While different plants pollinate at varying times of the year, pollen from grass will be airborne from around mid-May to mid-July. Warm days cause plants to release pollen, and a combination of temperature and wind levels causes pollen levels to rise and spread across vast areas.
The most common cause of hay fever is grass pollen, and this is most prevalent during the summer months.
What Conditions Increase the Severity of Hay Fever?
High pollen counts increase the chances of the substance being ingested or getting into the eyes. When that happens, those with hay fever will then recognize the familiar pollen allergy symptoms of itching, sneezing and watery eyes.
Dry and windy weather is a particular problem for hay fever sufferers as it assists the spread of pollen. High rainfall during spring can also increase the summer pollen count, as plants experience an intense bout of growth.
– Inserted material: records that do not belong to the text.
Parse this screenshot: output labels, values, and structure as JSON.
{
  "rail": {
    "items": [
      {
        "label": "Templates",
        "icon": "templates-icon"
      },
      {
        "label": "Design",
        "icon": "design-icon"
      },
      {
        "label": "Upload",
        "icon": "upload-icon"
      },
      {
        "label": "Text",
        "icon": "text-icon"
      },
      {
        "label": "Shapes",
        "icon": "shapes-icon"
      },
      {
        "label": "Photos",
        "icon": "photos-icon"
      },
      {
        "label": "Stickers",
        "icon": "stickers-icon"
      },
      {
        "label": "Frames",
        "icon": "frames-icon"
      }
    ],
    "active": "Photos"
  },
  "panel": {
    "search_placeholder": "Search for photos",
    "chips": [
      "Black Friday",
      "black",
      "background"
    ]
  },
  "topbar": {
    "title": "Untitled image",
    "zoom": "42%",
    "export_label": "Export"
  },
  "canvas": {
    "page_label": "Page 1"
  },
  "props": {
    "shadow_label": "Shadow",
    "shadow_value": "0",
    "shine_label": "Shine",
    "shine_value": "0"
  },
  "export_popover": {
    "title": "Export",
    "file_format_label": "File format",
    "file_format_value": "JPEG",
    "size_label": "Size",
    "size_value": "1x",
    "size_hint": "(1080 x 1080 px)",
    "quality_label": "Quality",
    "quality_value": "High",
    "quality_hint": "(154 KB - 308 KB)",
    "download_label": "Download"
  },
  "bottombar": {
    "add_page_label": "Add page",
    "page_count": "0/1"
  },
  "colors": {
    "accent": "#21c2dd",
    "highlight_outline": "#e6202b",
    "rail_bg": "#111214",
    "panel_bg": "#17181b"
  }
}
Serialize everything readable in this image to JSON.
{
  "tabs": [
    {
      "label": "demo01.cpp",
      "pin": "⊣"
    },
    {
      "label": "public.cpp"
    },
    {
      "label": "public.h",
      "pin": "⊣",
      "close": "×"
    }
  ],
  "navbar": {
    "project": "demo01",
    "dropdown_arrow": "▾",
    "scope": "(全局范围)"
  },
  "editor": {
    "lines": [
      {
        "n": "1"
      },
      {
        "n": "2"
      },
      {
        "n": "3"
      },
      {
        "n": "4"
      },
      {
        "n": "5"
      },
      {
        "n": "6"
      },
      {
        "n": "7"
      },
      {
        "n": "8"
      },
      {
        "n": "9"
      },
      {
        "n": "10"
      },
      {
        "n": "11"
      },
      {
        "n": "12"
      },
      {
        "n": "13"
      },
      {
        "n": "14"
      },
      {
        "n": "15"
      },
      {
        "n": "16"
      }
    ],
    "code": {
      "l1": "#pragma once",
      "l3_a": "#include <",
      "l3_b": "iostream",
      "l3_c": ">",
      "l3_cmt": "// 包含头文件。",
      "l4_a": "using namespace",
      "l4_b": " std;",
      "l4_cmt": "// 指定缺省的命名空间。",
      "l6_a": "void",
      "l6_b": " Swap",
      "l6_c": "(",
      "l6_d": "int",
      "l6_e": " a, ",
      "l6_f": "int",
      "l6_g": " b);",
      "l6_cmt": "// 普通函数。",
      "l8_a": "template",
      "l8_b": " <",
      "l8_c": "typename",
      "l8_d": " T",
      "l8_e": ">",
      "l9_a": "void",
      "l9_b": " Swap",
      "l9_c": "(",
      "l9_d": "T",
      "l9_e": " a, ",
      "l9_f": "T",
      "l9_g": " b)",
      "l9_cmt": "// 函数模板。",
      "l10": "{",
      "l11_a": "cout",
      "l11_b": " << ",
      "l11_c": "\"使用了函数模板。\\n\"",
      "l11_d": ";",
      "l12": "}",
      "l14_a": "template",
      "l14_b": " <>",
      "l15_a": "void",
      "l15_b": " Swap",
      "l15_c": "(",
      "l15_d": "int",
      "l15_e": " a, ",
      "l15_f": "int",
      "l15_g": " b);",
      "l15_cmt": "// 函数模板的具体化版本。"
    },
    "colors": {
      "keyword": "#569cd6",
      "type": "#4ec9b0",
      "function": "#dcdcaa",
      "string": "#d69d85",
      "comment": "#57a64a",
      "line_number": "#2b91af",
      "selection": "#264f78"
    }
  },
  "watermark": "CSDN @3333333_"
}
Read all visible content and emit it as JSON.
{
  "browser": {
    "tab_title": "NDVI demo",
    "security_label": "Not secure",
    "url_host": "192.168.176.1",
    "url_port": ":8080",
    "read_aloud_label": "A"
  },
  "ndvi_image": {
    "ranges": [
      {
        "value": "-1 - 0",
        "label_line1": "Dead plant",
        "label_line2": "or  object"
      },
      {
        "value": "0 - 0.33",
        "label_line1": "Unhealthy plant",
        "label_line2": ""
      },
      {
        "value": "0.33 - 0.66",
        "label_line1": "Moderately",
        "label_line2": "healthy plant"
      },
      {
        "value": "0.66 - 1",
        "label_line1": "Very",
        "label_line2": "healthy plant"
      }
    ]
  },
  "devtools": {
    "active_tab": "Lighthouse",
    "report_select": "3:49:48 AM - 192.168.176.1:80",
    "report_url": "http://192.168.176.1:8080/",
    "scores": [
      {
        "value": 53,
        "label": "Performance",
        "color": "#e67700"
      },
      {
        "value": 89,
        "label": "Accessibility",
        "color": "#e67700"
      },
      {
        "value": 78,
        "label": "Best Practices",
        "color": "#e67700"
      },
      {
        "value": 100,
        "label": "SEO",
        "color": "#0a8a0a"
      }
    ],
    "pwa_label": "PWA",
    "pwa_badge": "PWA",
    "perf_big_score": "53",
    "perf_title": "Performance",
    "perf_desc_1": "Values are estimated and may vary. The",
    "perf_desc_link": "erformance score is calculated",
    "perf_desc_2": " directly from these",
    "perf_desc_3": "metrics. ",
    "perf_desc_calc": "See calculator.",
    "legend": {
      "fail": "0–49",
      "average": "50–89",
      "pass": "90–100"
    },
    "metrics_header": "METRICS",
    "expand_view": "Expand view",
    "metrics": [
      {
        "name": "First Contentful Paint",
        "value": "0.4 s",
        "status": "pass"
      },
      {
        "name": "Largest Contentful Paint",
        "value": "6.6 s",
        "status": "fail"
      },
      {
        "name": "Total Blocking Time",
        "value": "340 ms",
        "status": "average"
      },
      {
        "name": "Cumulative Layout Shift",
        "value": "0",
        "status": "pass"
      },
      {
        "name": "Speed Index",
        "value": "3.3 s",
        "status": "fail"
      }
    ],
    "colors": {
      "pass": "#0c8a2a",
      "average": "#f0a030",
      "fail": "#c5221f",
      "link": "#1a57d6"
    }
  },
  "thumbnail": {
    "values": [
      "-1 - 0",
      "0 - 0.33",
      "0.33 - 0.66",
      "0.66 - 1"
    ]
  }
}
With a wet spring, an added problem is the potential for a delayed tree pollen season that combines with grass pollen season – leading to an uncomfortably high summer pollen count.
What Are Some Ways to Prevent Hay Fever During the Summer?
- Check weather reports – Consider staying indoors when the pollen count is high.
- Close doors and windows – Limit exposure to airborne pollen when the pollen count is high.
- Limit gardening time – Working in the garden will naturally expose you to increased pollen levels.
- Get tested for allergies – Allergy testing will narrow down the precise cause of your allergies.
- Take medication – Antihistamines can make seasonal allergies more tolerable.
- Consider allergy shots – Allergy shots or immunotherapy can dramatically reduce the impact of hay fever.
We Can Help Treat Hay Fever and Other Allergies
Seasonal allergies are a constant source of frustration for many adults and children. Dr. Chacko will diagnose your allergy and find the best treatment plan for some fast relief. Visit us at one of our locations in Alpharetta, Atlanta, Canton, Cumming, Duluth and Johns Creek. For an appointment, call (678) 668-4688 or request help online.